Wednesday, February 1, 2012

Cappuccino Thumbprint Cookies: Modern Baker Challenge

The Cappuccino Thumbprint Cookies were my first pick from the Cookies, Bars, & Biscotti section of Nick Malgieri's book The Modern Baker.  They reminded me of the peanut butter blossom cookies my mom made us when we were kids, that had the Hershey's Chocolate Kiss in the center.  As as adult I've also grown to love thumbprint cookies with jam in the center, so I couldn't wait to try these.

The dough was easy to mix together and to get it into the 8-inch square shape before chilling, I opted to just dump the dough into my 8X8 pan.  It seemed to make the most sense to try it that way.  I smoothed out the dough, wrapped it good in seran wrap and dashed off to the grocery store, while the dough chilled for a an hour or so in the fridge.  Since the pan that I shaped my dough in didn't have perfectly round corners, and because my measuring wasn't exact, I had some pieces of dough that were definitely smaller than others.  So I stole bits and pieces of dough from larger squares as I was forming my little spheres.  

The dough got soft rather quickly, since it takes awhile to shape 20 little spheres of dough, so while I was working on the first sheet pan of cookies, I put the remaining dough back in the fridge until I was ready for it.

Coating the spheres in the egg white, before covering in the finely ground almonds, gave me some trouble.  I assumed you were to coat the whole sphere in egg white, so I lowered each sphere into the egg white and then carefully flipped it to cover both sides.  Some of the spheres did not want to come out of their egg white bath.  They'd jump off the fork and flop back in.  Urrghh!  Maybe it would've been easier to just use a pastry brush to apply the egg whites to the spheres?  

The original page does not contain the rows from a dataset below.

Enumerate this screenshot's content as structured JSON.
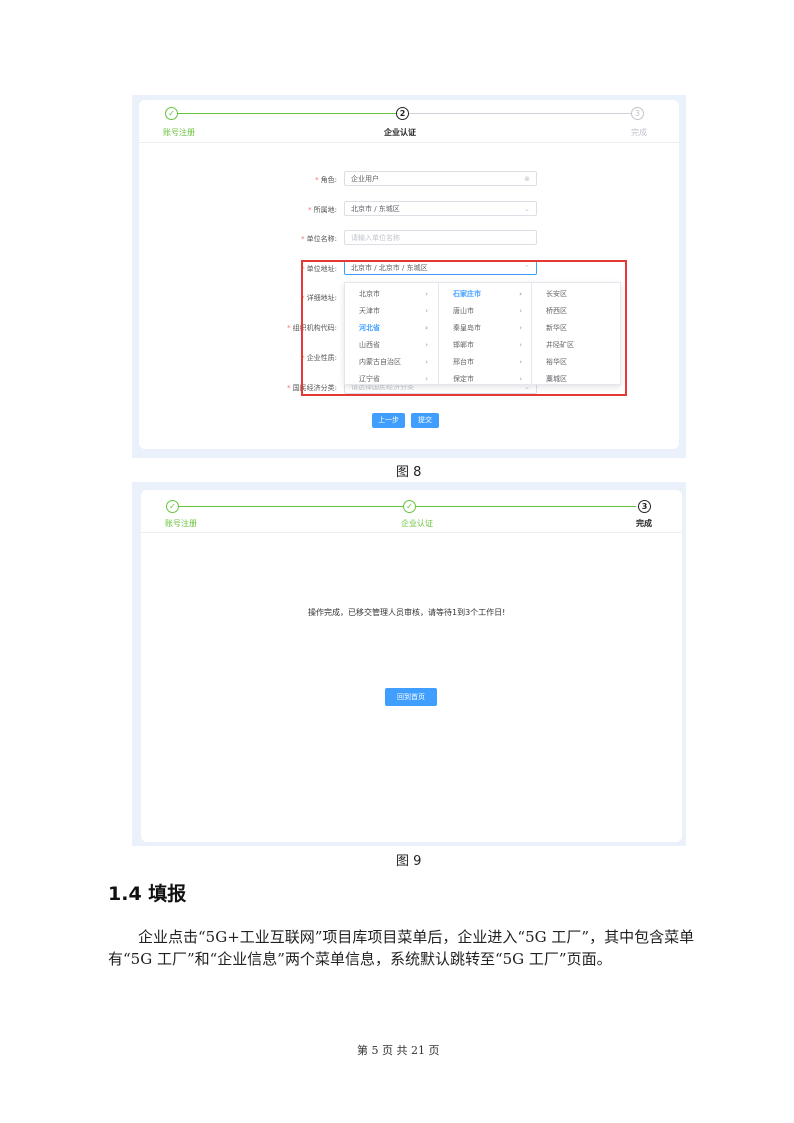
{
  "figure8": {
    "steps": [
      {
        "label": "账号注册",
        "status": "done",
        "num": "✓"
      },
      {
        "label": "企业认证",
        "status": "active",
        "num": "2"
      },
      {
        "label": "完成",
        "status": "pending",
        "num": "3"
      }
    ],
    "form": {
      "role": {
        "label": "角色:",
        "value": "企业用户"
      },
      "region": {
        "label": "所属地:",
        "value": "北京市 / 东城区"
      },
      "name": {
        "label": "单位名称:",
        "placeholder": "请输入单位名称"
      },
      "address": {
        "label": "单位地址:",
        "value": "北京市 / 北京市 / 东城区"
      },
      "detail": {
        "label": "详细地址:"
      },
      "org_code": {
        "label": "组织机构代码:"
      },
      "nature": {
        "label": "企业性质:"
      },
      "economy": {
        "label": "国民经济分类:",
        "placeholder": "请选择国民经济分类"
      }
    },
    "cascader": {
      "provinces": [
        "北京市",
        "天津市",
        "河北省",
        "山西省",
        "内蒙古自治区",
        "辽宁省"
      ],
      "selected_province": "河北省",
      "cities": [
        "石家庄市",
        "唐山市",
        "秦皇岛市",
        "邯郸市",
        "邢台市",
        "保定市"
      ],
      "selected_city": "石家庄市",
      "districts": [
        "长安区",
        "桥西区",
        "新华区",
        "井陉矿区",
        "裕华区",
        "藁城区"
      ]
    },
    "buttons": {
      "prev": "上一步",
      "submit": "提交"
    },
    "caption": "图 8"
  },
  "figure9": {
    "steps": [
      {
        "label": "账号注册",
        "status": "done",
        "num": "✓"
      },
      {
        "label": "企业认证",
        "status": "done",
        "num": "✓"
      },
      {
        "label": "完成",
        "status": "active",
        "num": "3"
      }
    ],
    "message": "操作完成，已移交管理人员审核，请等待1到3个工作日!",
    "home_button": "回到首页",
    "caption": "图 9"
  },
  "section": {
    "title": "1.4 填报",
    "paragraph": "企业点击“5G+工业互联网”项目库项目菜单后，企业进入“5G 工厂”，其中包含菜单有“5G 工厂”和“企业信息”两个菜单信息，系统默认跳转至“5G 工厂”页面。"
  },
  "footer": "第 5 页 共 21 页",
  "colors": {
    "primary": "#409eff",
    "success": "#67c23a",
    "highlight": "#e53935"
  }
}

I debated about what to use to make the cavity in the tops of the cookies.  In the end, I used my pinky for the first sheet pan, and for the second sheet pan, I used my old plastic 1/4 tsp measuring spoon.  It seemed though, like the cavities in the picture in the book are bigger than mine. 
Cookies in the oven, it was time for a coffee break :)  

Whenever a recipe calls for strong brewed coffee or espresso now, I whip out a packet of my Starbucks Italian Roast Via coffee.  Instead of adding 8 oz of water to the packet contents, I add 6 oz to ensure it's nice and strong.
The cookies baked up fine and the browning almonds smelled quite nice, but my little cavities started disappearing as they got near being done :(   

I grabbed my little 1/4 tsp measuring spoon and as soon as they came out of the oven, while still soft, I gently used the spoon to press out the little cavities.  Don't push too hard though, as the cookies will crack.

The #1 mistake I made was to add cool vanilla to my melted white chocolate.  My melted chocolate seized up and no matter how much I stirred, even after adding my hot espresso, I couldn't do anything with the chocolate filling.  It was a grainy, lumpy mess.  I had to throw it out and try again.

For my second attempt, I only used 4 oz of white chocolate and some semi-sweet regular chocolate (to give the filling a darker color).  I added my vanilla to my espresso, then poured the espresso over the chocolate.  I then placed the bowl over my barely simmering water and melted the chocolate.    

I let the filling cool a bit, then poured it into a disposable decorating bag and filled all my cookies.  I'm not sure how Nick got such glossy smooth tops on his cookies.  My filling wasn't thin enough to ooze down into each cavity and smooth itself out.  I tried smoothing the tops with an offset spatula, but that didn't work.

The finished cookies were still very attractive.  We thought the flavor of these cookies was just OK, though. We like the toasted ground almonds on the outside of the cookie, but the flavor of the cookie is kind of plain, and they are a little dry.  Hubby says they taste 'floury'.  The flavor of the filling is good, but there is just not enough of it to make up for the flavor/texture lacking in the cookie itself.  Maybe this cookie is just not right for us, since we tend to like moist, chewy cookies.  Anyway, I'm glad I tried this recipe and I'm off to try another.   So far the Cocoa Nib Brownies are still my favorite!